Babel

I.

All men, together, piled stone on stone,
Meaning to build a tower to the sky.
God frowned to see them stand so near his throne,
And planned a trick to knock their work awry.

So to the tribes he gave distinctive tongues,
Stripping away the power to converse
Except among the group where one belongs.
Wasn't that a fine and clever curse?

II.

Sheer myth. The power is ours. We wield the gift
To make new sounds, new words, new ways of speech.
Living apart, our verbal islands drift
And over time the gap defies our reach.

Just as it's in our blood to dream and build,
Until unheard-of towers scrape the sky,
Our need for play with words must be fulfilled;
Language must grow, or surely it will die.

III.

These very words will someday need translation.
Poetry writes its message in the sand
Of shifting particles, a brief vibration
Of airy waves that whisper something grand.

But humankind goes on, demanding song
To suit the strange new languages they spout.
It's what we do. The drive for jive is strong.
So twist your tongue around and shout it out.

4 comments:

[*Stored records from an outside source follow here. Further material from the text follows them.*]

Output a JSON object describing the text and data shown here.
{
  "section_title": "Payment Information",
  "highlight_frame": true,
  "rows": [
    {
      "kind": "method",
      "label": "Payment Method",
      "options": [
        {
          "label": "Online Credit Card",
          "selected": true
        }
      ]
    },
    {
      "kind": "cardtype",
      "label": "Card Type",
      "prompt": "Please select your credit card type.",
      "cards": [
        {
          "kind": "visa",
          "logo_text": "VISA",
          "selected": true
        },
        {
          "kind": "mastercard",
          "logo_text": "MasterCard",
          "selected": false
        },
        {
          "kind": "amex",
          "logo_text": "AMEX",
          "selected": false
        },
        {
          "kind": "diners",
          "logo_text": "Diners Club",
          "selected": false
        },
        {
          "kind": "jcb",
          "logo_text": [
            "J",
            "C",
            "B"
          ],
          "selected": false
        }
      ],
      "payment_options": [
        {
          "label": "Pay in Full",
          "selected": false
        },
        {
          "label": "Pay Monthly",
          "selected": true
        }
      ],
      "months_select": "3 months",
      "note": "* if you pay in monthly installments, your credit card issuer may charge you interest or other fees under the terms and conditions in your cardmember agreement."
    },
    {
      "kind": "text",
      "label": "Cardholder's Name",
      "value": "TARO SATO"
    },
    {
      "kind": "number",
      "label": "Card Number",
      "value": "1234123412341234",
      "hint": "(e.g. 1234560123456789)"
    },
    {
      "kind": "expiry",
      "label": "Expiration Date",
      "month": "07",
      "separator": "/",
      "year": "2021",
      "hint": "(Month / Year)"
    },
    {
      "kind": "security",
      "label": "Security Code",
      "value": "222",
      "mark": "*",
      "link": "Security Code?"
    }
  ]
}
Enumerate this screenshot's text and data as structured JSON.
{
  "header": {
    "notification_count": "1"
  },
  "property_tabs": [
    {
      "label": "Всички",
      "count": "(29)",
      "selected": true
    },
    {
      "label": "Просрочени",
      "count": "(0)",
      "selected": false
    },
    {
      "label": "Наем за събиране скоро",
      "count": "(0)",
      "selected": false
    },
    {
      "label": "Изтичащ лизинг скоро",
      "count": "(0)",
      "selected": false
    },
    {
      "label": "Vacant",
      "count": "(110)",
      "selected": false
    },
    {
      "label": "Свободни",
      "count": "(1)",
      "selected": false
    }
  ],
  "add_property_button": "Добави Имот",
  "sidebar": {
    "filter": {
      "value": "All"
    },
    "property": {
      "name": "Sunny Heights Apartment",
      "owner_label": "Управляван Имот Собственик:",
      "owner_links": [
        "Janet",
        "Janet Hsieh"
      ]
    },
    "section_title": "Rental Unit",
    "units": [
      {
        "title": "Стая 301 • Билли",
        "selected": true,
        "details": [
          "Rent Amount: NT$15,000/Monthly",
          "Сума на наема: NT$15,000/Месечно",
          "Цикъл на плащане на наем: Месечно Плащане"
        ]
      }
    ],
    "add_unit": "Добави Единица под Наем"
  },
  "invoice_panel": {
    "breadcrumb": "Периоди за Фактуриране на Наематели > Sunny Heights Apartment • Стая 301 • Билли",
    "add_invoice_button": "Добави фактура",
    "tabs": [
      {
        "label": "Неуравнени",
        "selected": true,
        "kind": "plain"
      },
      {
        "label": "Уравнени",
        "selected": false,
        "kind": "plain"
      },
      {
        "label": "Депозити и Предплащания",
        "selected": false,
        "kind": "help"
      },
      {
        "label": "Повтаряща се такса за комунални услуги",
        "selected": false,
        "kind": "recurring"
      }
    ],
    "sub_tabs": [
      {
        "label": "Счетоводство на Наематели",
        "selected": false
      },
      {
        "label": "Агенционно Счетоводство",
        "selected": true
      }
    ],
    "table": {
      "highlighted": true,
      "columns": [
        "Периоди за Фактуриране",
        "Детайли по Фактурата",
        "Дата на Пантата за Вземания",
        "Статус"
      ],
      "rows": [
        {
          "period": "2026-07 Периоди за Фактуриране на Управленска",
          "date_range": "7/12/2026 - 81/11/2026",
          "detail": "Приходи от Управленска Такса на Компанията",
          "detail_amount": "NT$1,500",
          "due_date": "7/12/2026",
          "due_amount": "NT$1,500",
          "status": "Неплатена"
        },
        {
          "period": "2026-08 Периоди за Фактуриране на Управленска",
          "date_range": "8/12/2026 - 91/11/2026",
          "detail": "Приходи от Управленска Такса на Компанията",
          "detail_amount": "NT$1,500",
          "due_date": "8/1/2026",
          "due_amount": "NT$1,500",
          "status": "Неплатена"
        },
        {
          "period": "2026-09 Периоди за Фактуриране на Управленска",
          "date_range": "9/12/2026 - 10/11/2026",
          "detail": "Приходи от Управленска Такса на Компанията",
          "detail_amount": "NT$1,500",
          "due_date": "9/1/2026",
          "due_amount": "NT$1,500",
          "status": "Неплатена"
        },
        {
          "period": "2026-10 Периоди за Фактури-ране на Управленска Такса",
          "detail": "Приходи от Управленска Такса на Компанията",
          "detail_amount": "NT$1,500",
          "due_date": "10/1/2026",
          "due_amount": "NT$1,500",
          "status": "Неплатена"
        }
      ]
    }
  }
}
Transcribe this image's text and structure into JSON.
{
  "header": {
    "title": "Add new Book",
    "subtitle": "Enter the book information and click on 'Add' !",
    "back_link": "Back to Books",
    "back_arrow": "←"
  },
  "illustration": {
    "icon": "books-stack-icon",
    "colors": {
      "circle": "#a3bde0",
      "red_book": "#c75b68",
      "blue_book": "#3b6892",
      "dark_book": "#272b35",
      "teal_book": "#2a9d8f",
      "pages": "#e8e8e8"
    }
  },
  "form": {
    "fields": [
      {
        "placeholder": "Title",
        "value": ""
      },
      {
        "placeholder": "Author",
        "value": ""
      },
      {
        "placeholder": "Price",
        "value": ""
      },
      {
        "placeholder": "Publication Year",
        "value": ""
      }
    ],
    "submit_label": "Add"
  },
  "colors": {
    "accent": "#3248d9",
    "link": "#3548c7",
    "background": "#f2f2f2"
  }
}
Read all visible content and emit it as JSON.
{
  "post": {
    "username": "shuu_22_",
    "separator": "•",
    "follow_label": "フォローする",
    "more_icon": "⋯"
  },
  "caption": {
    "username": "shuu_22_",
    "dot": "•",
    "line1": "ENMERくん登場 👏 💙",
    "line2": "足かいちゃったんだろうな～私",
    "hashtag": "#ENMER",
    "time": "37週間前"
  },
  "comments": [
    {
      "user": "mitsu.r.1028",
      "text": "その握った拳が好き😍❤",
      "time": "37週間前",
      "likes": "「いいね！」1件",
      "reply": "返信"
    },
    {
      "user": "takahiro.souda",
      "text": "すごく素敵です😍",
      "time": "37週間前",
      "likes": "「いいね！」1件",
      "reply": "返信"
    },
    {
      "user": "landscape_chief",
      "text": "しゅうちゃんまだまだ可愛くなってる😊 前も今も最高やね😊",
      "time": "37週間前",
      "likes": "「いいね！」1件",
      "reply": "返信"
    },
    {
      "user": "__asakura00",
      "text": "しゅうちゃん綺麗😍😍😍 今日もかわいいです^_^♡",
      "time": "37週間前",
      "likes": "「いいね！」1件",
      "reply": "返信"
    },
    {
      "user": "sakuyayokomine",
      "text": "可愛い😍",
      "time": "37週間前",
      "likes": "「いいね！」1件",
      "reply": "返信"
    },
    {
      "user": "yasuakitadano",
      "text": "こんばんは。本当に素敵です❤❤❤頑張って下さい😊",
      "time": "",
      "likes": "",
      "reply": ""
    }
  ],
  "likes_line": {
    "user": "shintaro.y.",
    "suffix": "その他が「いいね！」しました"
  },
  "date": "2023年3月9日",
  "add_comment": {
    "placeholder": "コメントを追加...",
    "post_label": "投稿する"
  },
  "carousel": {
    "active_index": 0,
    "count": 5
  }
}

Ergo said...

Very nicely written poem.

JohnJEnright said...

Ergo, thank you.

Timothy said...

I agree, that was lovely! keep up the good work, i really enjoy the site!

JohnJEnright said...

Thanks, Timothy!